I researched teaching abroad opportunities about 7 months before actually applying. There is a vast of information via YouTube and the web, including blogs such as mine. When I realized that S. Korea was the country I wanted to start teaching in, I focused my research on Korea and Korean culture to confirm if this is a place I really want to go.
If you're working, start saving money for future unexpected payments. It's not just about filling out your application and sending it off to Korea. You will be required to do much more than that before you even get accepted, like getting a full FBI background check, getting documents notarized and apostilled, acquiring a passport if you don't already have one, pay for your ESL certification, and much much more. All these things cost money that will add up in no time.
Make sure you get your TESOL/TEFL/CELTA or whichever one you prefer. I am currently almost in possession of a TEFL (2 lesson plans away). I decided to get mine from i to i because I was so confused as to which one was the right one (since there are so many) and Reach To Teach recommended it as well as provided a discount for booking one through them. These certificates are partially self paced but can take a long time to complete depending on the individual person. Self paced in the sense that you take your time on how much you're willing to get done in a day but you also do have an expiration date on a module, they usually give you 30 days to complete it. The modules are NOT easy and require a lot of thinking and planning as some of them will require you to come up with lesson plans with a given scenario. i to i is very thorough and they really test your knowledge of the English language, esp. the grammar section. I would never recommend what I did, completing 140 hours in a month and a half.
TAKE CARE OF BILLS:
Thank God that I stay with the rents and don't have much to get rid of besides two credit cards and my car. Luckily, my sister needed a car and I needed to get rid of one. That made this a little easier on me plus added some money in my pockets to finance my ticket to Korea. If you have more than I have to get rid of, handle all those things before the last minute. This is a perfect ending of Do's and beginning of Don'ts...
Even though this may be common-sensical for many, it isn't for all. I tend to procrastinate when I think I have plenty of time to get things done and that was mistake number 1. Because of that, I was late requesting my FBI CRC!! It usually takes 8-10 weeks to get completed but I happened to be lucky that it only took a month. Doing one module a day will not work when you have no time to waste and have to be certified by a specific time. Although I don't start teaching til' August, I already bought a ticket to travel elsewhere this summer so everything has to be done before I leave the United States, which is in less than a week.
TAKE NO FOR AN ANSWER:

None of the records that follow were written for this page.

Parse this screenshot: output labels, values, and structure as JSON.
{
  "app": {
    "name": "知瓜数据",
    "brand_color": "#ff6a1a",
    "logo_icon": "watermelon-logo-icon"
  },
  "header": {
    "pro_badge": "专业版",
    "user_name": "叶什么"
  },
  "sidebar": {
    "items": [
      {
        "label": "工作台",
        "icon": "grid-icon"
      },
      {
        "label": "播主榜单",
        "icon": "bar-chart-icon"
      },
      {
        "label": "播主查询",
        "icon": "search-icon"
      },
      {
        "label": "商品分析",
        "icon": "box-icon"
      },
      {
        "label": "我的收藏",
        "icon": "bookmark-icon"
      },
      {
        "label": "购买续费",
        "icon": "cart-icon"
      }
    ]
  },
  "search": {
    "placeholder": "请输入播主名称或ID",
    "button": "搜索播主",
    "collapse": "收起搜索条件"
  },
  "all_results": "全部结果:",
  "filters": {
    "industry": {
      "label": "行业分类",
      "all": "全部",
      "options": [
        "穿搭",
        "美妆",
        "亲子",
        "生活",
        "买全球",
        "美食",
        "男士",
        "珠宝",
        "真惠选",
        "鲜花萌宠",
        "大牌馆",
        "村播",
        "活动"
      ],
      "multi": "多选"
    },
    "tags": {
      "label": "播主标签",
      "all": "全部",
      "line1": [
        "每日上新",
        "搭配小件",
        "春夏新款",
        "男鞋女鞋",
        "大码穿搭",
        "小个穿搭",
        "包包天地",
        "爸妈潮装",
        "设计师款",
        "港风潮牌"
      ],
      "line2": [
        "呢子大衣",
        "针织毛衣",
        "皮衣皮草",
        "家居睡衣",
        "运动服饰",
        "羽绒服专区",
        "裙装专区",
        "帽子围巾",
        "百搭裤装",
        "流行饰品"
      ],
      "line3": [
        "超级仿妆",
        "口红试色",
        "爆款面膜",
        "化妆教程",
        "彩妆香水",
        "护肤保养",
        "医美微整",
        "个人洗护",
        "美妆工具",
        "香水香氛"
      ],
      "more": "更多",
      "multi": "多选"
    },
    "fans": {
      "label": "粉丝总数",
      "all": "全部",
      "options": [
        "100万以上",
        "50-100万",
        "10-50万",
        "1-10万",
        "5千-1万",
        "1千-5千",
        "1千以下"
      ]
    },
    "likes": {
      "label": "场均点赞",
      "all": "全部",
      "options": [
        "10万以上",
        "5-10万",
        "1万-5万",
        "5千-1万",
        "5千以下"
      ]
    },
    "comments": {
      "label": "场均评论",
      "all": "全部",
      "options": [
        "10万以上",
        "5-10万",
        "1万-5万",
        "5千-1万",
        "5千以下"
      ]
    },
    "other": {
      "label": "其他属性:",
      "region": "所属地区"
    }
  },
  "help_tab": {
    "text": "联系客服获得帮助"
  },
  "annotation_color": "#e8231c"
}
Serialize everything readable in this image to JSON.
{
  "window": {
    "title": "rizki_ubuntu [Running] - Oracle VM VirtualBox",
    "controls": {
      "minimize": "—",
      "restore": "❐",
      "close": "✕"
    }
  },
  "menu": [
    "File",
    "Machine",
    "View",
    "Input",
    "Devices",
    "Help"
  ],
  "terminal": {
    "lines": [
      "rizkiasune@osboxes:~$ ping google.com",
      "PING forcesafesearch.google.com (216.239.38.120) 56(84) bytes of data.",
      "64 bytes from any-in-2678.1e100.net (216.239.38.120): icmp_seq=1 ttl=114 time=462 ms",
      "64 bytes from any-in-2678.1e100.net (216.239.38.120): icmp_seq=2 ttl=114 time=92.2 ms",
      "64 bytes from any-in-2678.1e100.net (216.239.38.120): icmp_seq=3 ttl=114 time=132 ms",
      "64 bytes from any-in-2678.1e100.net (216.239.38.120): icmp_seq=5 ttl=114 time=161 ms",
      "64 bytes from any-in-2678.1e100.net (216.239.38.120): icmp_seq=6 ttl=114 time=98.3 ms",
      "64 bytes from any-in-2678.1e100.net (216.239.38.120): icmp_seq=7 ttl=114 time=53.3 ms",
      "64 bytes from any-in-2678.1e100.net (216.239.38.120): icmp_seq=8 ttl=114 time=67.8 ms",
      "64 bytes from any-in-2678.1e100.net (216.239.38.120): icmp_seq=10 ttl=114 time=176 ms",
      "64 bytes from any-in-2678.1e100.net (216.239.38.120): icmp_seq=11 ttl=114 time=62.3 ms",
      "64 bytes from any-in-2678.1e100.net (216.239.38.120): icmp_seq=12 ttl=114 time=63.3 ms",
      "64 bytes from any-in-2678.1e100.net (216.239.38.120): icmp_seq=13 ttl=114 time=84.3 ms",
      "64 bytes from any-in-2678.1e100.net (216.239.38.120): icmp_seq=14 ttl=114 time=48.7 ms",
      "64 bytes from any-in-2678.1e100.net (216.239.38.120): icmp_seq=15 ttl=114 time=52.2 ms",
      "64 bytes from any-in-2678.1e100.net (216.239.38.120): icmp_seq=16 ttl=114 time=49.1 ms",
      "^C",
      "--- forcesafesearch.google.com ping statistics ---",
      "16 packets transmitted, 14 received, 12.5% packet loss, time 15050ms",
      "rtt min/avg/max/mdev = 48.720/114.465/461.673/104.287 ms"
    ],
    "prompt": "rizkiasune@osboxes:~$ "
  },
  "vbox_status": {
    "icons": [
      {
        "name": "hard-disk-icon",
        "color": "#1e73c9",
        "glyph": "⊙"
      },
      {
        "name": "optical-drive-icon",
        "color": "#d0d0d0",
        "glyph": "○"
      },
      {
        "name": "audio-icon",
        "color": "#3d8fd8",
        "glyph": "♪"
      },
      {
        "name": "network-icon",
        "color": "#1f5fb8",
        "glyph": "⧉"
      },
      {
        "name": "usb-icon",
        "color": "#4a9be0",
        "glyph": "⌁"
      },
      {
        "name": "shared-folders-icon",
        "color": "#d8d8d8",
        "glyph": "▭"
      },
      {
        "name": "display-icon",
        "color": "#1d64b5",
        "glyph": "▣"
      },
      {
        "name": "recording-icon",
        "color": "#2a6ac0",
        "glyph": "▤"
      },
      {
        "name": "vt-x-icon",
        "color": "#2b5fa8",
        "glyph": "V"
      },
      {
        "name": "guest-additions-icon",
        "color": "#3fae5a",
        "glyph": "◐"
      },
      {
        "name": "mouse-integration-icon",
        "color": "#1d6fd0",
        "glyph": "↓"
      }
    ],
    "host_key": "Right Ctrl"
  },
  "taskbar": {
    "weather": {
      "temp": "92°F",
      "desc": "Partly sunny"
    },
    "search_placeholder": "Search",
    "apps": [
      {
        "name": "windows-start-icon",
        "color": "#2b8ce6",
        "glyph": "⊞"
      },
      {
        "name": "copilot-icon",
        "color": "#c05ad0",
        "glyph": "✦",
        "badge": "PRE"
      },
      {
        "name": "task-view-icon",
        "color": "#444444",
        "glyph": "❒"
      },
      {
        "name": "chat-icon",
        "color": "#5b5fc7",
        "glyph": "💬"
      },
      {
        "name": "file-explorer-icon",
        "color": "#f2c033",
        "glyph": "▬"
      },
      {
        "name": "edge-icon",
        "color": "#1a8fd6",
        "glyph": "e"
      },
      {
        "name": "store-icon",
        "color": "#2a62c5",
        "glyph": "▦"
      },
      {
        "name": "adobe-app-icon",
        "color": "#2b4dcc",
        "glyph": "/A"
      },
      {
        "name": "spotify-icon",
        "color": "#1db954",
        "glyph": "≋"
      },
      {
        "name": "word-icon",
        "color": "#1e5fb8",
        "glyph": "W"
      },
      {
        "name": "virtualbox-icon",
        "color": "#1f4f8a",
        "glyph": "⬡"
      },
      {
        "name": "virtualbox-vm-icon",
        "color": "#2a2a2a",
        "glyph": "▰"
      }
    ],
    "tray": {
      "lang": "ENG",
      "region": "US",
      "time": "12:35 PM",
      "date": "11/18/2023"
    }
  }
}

Even though I was done with all my classes for my undergrad in February, my commencement wasn't til' middle of May. I assumed I was getting my diploma during the ceremony.....uuhhh NO! I later found out that you get awarded a letter of completion on graduation day and your diploma is mailed to you 2 months post the graduation,which would mean I wouldn't receive mine til' July! I will be in another country in July!! This would have delayed my process and my visa documents, possibly messed up my chance to even begin in Korea. Long story short, I didn't allow the first no from the registrar's office to discourage me. I called back again, twice more and the third time it was a yes. The person I spoke to was much more helpful and sympathetic of my situation. She had my diploma mailed to me the next day. There may be 10 people unwilling to help and that 11th one may be just make all the difference.